WHAT YOU SHOULD DO: Your answer should be an exact copy of all the entries, free of pictures.
[[ RECORDED INFORMATION open ]]
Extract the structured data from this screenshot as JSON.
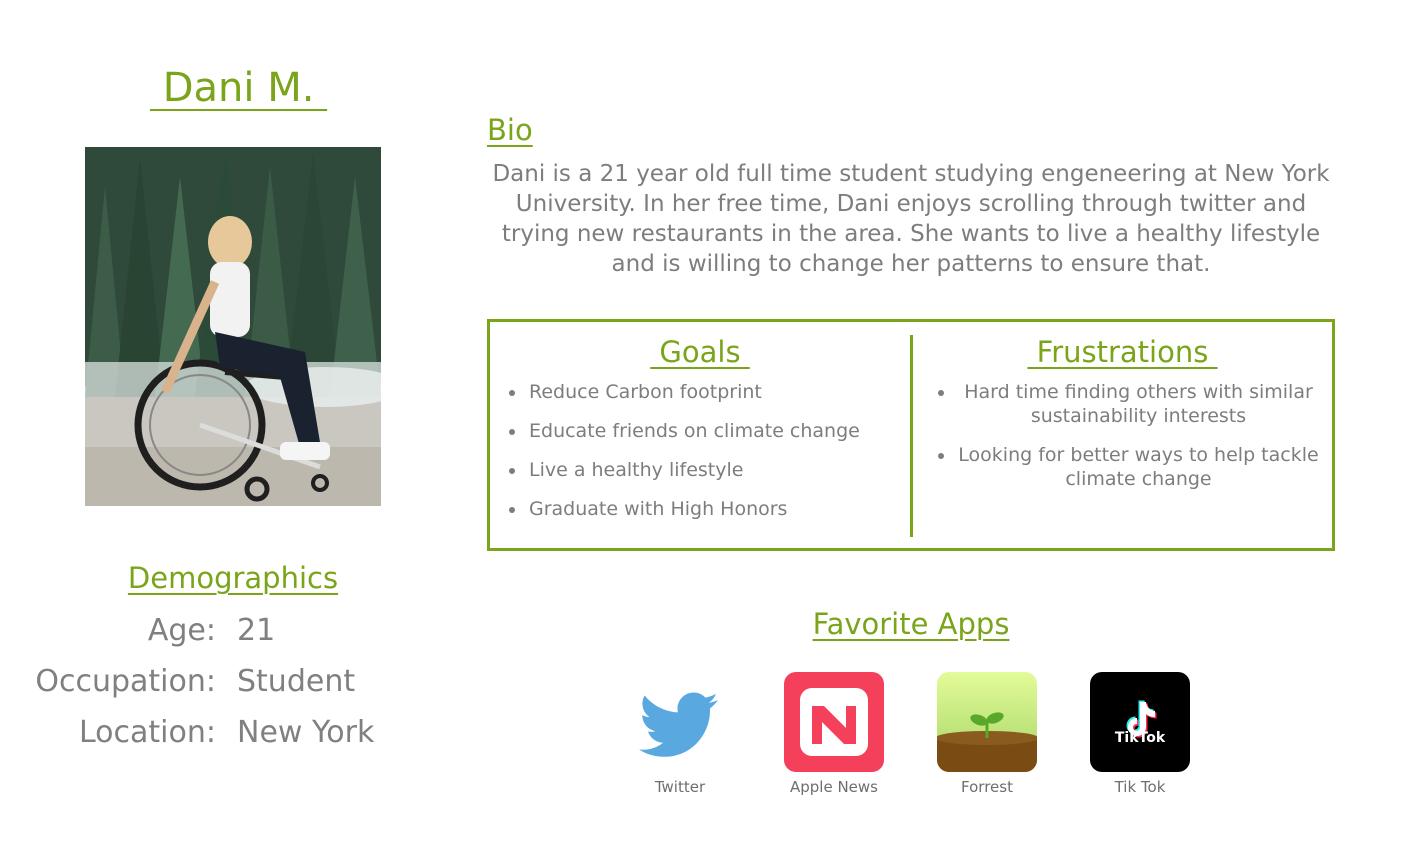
{
  "persona": {
    "name": " Dani M. "
  },
  "demographics": {
    "title": "Demographics",
    "rows": [
      {
        "label": "Age:",
        "value": "21"
      },
      {
        "label": "Occupation:",
        "value": "Student"
      },
      {
        "label": "Location:",
        "value": "New York"
      }
    ]
  },
  "bio": {
    "title": "Bio",
    "text": "Dani is a 21 year old full time student studying engeneering at New York University. In her free time, Dani enjoys scrolling through twitter and trying new restaurants in the area. She wants to live a healthy lifestyle and is willing to change her patterns to ensure that."
  },
  "goals": {
    "title": " Goals ",
    "items": [
      "Reduce Carbon footprint",
      "Educate friends on climate change",
      "Live a healthy lifestyle",
      "Graduate with High Honors"
    ]
  },
  "frustrations": {
    "title": " Frustrations ",
    "items": [
      "Hard time finding others with similar sustainability interests",
      "Looking for better ways to help tackle climate change"
    ]
  },
  "favorite_apps": {
    "title": "Favorite Apps",
    "apps": [
      {
        "label": "Twitter",
        "icon": "twitter-icon"
      },
      {
        "label": "Apple News",
        "icon": "apple-news-icon"
      },
      {
        "label": "Forrest",
        "icon": "forest-icon"
      },
      {
        "label": "Tik Tok",
        "icon": "tiktok-icon",
        "icon_text": "TikTok"
      }
    ]
  },
  "colors": {
    "accent": "#7aa51a",
    "text": "#7d7d7d"
  }
}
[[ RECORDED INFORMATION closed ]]
TASK RESPONSE:
Extract the structured data from this screenshot as JSON.
{
  "persona": {
    "name": " Dani M. "
  },
  "demographics": {
    "title": "Demographics",
    "rows": [
      {
        "label": "Age:",
        "value": "21"
      },
      {
        "label": "Occupation:",
        "value": "Student"
      },
      {
        "label": "Location:",
        "value": "New York"
      }
    ]
  },
  "bio": {
    "title": "Bio",
    "text": "Dani is a 21 year old full time student studying engeneering at New York University. In her free time, Dani enjoys scrolling through twitter and trying new restaurants in the area. She wants to live a healthy lifestyle and is willing to change her patterns to ensure that."
  },
  "goals": {
    "title": " Goals ",
    "items": [
      "Reduce Carbon footprint",
      "Educate friends on climate change",
      "Live a healthy lifestyle",
      "Graduate with High Honors"
    ]
  },
  "frustrations": {
    "title": " Frustrations ",
    "items": [
      "Hard time finding others with similar sustainability interests",
      "Looking for better ways to help tackle climate change"
    ]
  },
  "favorite_apps": {
    "title": "Favorite Apps",
    "apps": [
      {
        "label": "Twitter",
        "icon": "twitter-icon"
      },
      {
        "label": "Apple News",
        "icon": "apple-news-icon"
      },
      {
        "label": "Forrest",
        "icon": "forest-icon"
      },
      {
        "label": "Tik Tok",
        "icon": "tiktok-icon",
        "icon_text": "TikTok"
      }
    ]
  },
  "colors": {
    "accent": "#7aa51a",
    "text": "#7d7d7d"
  }
}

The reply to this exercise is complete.